§ **PROVIDED RECORDS**:
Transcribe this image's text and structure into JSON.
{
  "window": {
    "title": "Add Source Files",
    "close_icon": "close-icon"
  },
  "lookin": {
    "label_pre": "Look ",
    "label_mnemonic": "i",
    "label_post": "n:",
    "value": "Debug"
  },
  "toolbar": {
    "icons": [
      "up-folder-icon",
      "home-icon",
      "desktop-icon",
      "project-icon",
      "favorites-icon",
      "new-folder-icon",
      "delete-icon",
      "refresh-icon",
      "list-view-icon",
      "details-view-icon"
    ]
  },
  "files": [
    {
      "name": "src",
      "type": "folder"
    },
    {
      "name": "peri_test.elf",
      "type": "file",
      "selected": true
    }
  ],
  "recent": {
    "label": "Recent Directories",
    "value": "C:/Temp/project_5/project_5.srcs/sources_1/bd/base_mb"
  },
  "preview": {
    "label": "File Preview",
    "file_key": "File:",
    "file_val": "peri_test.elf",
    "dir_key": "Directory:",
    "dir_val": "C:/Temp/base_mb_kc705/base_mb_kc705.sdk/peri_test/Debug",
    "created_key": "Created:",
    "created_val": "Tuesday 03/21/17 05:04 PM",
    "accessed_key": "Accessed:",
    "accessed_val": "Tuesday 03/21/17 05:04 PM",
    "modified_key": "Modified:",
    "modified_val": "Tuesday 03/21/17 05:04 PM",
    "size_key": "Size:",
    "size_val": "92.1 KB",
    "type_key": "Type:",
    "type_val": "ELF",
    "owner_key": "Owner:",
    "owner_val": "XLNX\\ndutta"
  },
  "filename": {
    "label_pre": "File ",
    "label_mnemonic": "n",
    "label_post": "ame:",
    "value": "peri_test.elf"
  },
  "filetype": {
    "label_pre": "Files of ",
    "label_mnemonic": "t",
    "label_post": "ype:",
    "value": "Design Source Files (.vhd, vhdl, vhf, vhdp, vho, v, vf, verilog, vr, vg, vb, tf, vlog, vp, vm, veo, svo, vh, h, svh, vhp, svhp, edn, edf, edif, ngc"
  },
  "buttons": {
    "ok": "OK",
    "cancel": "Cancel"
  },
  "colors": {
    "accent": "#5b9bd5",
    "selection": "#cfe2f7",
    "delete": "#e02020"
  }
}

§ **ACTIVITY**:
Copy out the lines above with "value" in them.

§ **REPLY TO THE EXERCISE**:
    "value": "Debug"
    "value": "C:/Temp/project_5/project_5.srcs/sources_1/bd/base_mb"
    "value": "peri_test.elf"
    "value": "Design Source Files (.vhd, vhdl, vhf, vhdp, vho, v, vf, verilog, vr, vg, vb, tf, vlog, vp, vm, veo, svo, vh, h, svh, vhp, svhp, edn, edf, edif, ngc"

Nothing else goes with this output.